Disclosures: This material was published on June 16, 2022 and has been prepared for informational purposes only. The tables and graphs were published by ArtNet News in the Artnet Intelligence Report Spring 2022. The information and data contained in the material was obtained from sources outside Morgan Stanley Smith Barney LLC (“Morgan Stanley”). Morgan Stanley makes no representations or warranties as to the accuracy or completeness of information or data from sources outside of Morgan Stanley.

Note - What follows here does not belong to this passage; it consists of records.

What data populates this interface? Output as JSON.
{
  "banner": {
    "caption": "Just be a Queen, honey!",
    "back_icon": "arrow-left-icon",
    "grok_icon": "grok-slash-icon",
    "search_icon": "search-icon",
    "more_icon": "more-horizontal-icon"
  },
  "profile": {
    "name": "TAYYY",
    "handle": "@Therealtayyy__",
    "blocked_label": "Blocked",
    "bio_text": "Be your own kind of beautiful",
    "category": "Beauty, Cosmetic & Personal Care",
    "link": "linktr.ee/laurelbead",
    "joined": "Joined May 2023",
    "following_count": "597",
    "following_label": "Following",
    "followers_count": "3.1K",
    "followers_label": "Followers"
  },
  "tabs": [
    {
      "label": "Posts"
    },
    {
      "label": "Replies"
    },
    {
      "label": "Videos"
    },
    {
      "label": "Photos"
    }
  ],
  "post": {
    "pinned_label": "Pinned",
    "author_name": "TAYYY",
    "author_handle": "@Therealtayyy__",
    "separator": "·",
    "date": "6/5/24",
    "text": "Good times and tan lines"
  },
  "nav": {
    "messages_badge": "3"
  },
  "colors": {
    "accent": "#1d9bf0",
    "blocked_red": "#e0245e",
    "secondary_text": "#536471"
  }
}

This material is not investment advice, nor does it constitute a recommendation, offer or advice regarding the purchase and/or sale of any work of art. It has been prepared without taking into account the personal financial situation and objectives of the people who receive it. It is not a recommendation to buy or sell artwork, nor should it be used to appraise any artwork. Investors should independently evaluate particular artworks, artwork investments and strategies, and should seek the advice of an appropriate third-party advisor for assistance in this regard, such as Morgan Stanley Smith Barney LLC, its affiliates, employees, and Morgan Stanley’s private financial and wealth advisors (“Morgan Stanley”) do not provide artwork, tax or legal advice. Tax laws are complex and subject to change. Investors should consult their tax advisor for matters relating to taxation and tax planning and their lawyer for matters relating to trusts and estate planning, charitable giving, philanthropic planning and other legal matters. . Morgan Stanley does not in any way assist in buying or selling art and merely provides information for investors interested in learning more about the different types of art markets at a high level. Any investor interested in buying or selling works of art should consult their own independent art advisor.

This document may contain forward-looking statements and there can be no guarantee that they will materialize.

Past performance is not a guarantee or indication of future results.

Due to their narrow targeting, sector investments tend to be more volatile than investments that diversify into many sectors and businesses. Diversification does not guarantee a profit or protect against losses in a declining financial market.